1) Baker, R., “Lebesgue measure” on $R\sp \infty$. Proc. Amer.

Math. Soc., 113(4) (1991), 1023–1029.

2) Baker, R., “Lebesgue measure” on $\Bbb R\sp \infty$. II.Proc. Amer. Math. Soc., 132(9), (2004), 2577–2591

3) Pantsulaia,G., On ordinary and Standard Lebesgue Measures on $R^{\infty}$, Bull. Polish Acad. Sci.73(3) (2009), 209-222.

4) Pantsulaia,G., On a standard product of an arbitrary family of sigma-finite Borel measures with domain in Polish spaces, Theory Stoch. Process, vol. 16(32), 2010, no 1, p.84-93.

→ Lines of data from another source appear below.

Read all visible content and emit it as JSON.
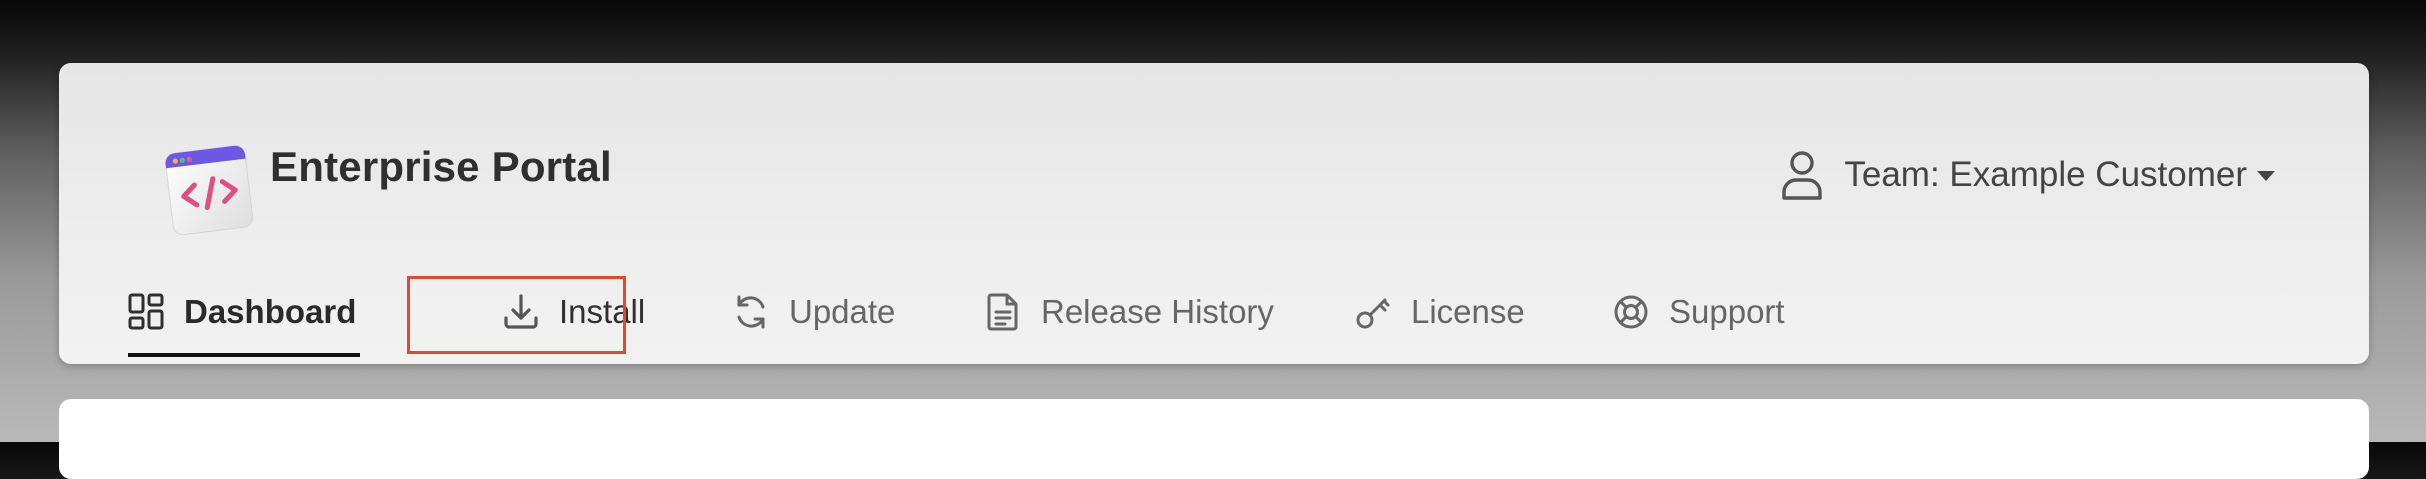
{
  "app": {
    "title": "Enterprise Portal",
    "logo_icon": "code-window-icon"
  },
  "team_menu": {
    "label": "Team: Example Customer",
    "icon": "user-icon",
    "caret_icon": "caret-down-icon"
  },
  "nav": {
    "active": "Dashboard",
    "highlighted": "Install",
    "tabs": [
      {
        "label": "Dashboard",
        "icon": "dashboard-grid-icon"
      },
      {
        "label": "Install",
        "icon": "download-icon"
      },
      {
        "label": "Update",
        "icon": "refresh-icon"
      },
      {
        "label": "Release History",
        "icon": "document-icon"
      },
      {
        "label": "License",
        "icon": "key-icon"
      },
      {
        "label": "Support",
        "icon": "lifebuoy-icon"
      }
    ]
  },
  "colors": {
    "highlight_border": "#e04a2f",
    "logo_purple": "#6f57e6",
    "logo_pink": "#df4f82",
    "active_underline": "#111111"
  }
}
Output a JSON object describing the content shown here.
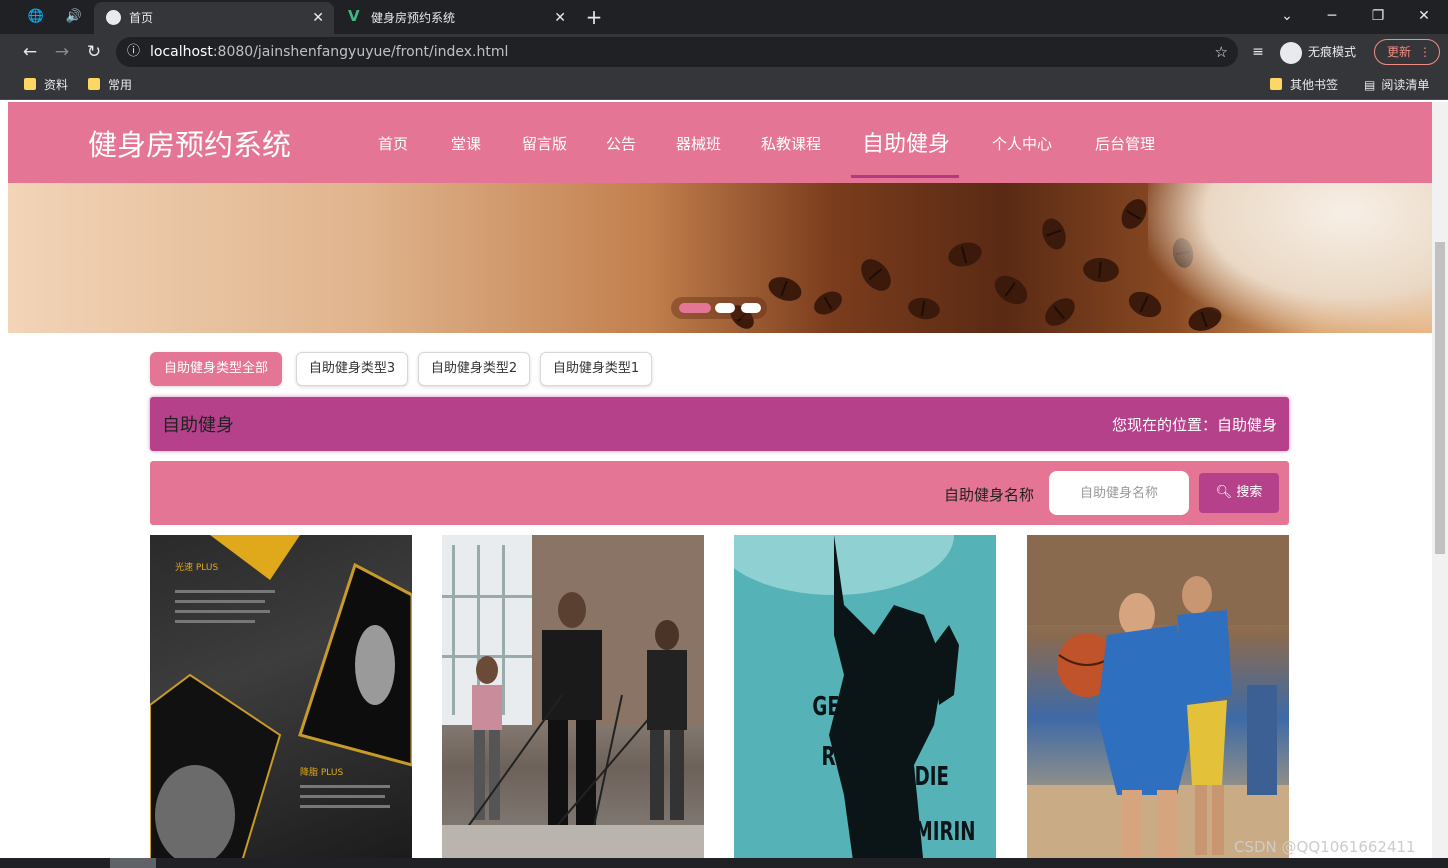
{
  "browser": {
    "tabs": [
      {
        "title": "首页",
        "active": true
      },
      {
        "title": "健身房预约系统",
        "active": false
      }
    ],
    "url_host": "localhost",
    "url_rest": ":8080/jainshenfangyuyue/front/index.html",
    "incognito_label": "无痕模式",
    "update_label": "更新",
    "bookmarks": [
      "资料",
      "常用"
    ],
    "bookmarks_right": [
      "其他书签",
      "阅读清单"
    ]
  },
  "site": {
    "title": "健身房预约系统",
    "menu": [
      "首页",
      "堂课",
      "留言版",
      "公告",
      "器械班",
      "私教课程",
      "自助健身",
      "个人中心",
      "后台管理"
    ],
    "active_menu": "自助健身"
  },
  "banner": {
    "slide_count": 3,
    "active_slide": 1
  },
  "categories": [
    "自助健身类型全部",
    "自助健身类型3",
    "自助健身类型2",
    "自助健身类型1"
  ],
  "section": {
    "title": "自助健身",
    "location": "您现在的位置：自助健身"
  },
  "search": {
    "label": "自助健身名称",
    "placeholder": "自助健身名称",
    "button": "搜索"
  },
  "cards": [
    {
      "image": "gym-poster-dark"
    },
    {
      "image": "resistance-band-class"
    },
    {
      "image": "get-ripped-or-die-mirin-poster"
    },
    {
      "image": "basketball-players"
    }
  ],
  "card3_text": {
    "line1": "GET",
    "line2": "RIPPED",
    "line3": "OR",
    "line4": "DIE",
    "line5": "MIRIN"
  },
  "card1_text": {
    "label1": "光速 PLUS",
    "label2": "降脂 PLUS"
  },
  "watermark": "CSDN @QQ1061662411",
  "colors": {
    "header": "#e57594",
    "accent": "#b4418a",
    "chrome_dark": "#202124",
    "chrome": "#35363a"
  }
}
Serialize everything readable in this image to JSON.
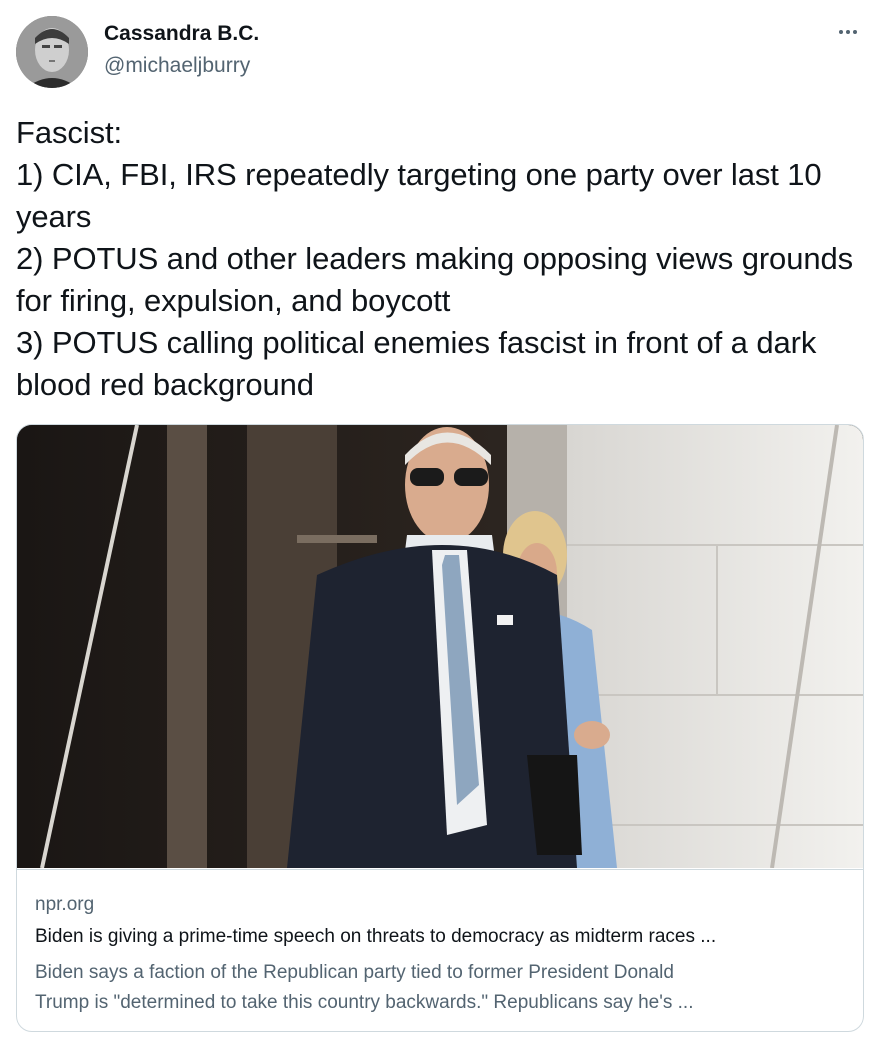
{
  "author": {
    "name": "Cassandra B.C.",
    "handle": "@michaeljburry",
    "avatar_icon": "profile-photo"
  },
  "menu": {
    "icon": "more-horizontal-icon"
  },
  "tweet": {
    "text": "Fascist:\n1) CIA, FBI, IRS repeatedly targeting one party over last 10 years\n2) POTUS and other leaders making opposing views grounds for firing, expulsion, and boycott\n3) POTUS calling political enemies fascist in front of a dark blood red background"
  },
  "link_card": {
    "image_icon": "news-photo",
    "domain": "npr.org",
    "title": "Biden is giving a prime-time speech on threats to democracy as midterm races ...",
    "description": "Biden says a faction of the Republican party tied to former President Donald\nTrump is \"determined to take this country backwards.\" Republicans say he's ..."
  },
  "colors": {
    "text_primary": "#0f1419",
    "text_secondary": "#536471",
    "border": "#cfd9de",
    "background": "#ffffff"
  }
}
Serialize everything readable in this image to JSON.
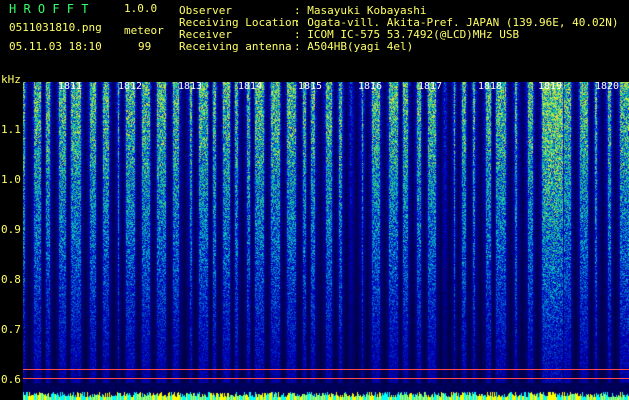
{
  "app": {
    "name": "H R O F F T",
    "version": "1.0.0",
    "filename": "0511031810.png",
    "datetime": "05.11.03 18:10",
    "meteor_label": "meteor",
    "meteor_count": "99"
  },
  "station": {
    "observer_label": "Observer",
    "observer_value": ": Masayuki Kobayashi",
    "location_label": "Receiving Location",
    "location_value": ": Ogata-vill. Akita-Pref. JAPAN (139.96E, 40.02N)",
    "receiver_label": "Receiver",
    "receiver_value": ": ICOM IC-575 53.7492(@LCD)MHz USB",
    "antenna_label": "Receiving antenna",
    "antenna_value": ": A504HB(yagi 4el)"
  },
  "axis": {
    "y_unit": "kHz",
    "y_ticks": [
      "1.1",
      "1.0",
      "0.9",
      "0.8",
      "0.7",
      "0.6"
    ],
    "time_ticks": [
      "1811",
      "1812",
      "1813",
      "1814",
      "1815",
      "1816",
      "1817",
      "1818",
      "1819",
      "1820"
    ]
  },
  "colors": {
    "text": "#ffff66",
    "logo": "#33ff66",
    "marker_line": "#ff4d4d",
    "background": "#000000"
  }
}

Comment by Gogi Pantsulaia | December 17, 2010 |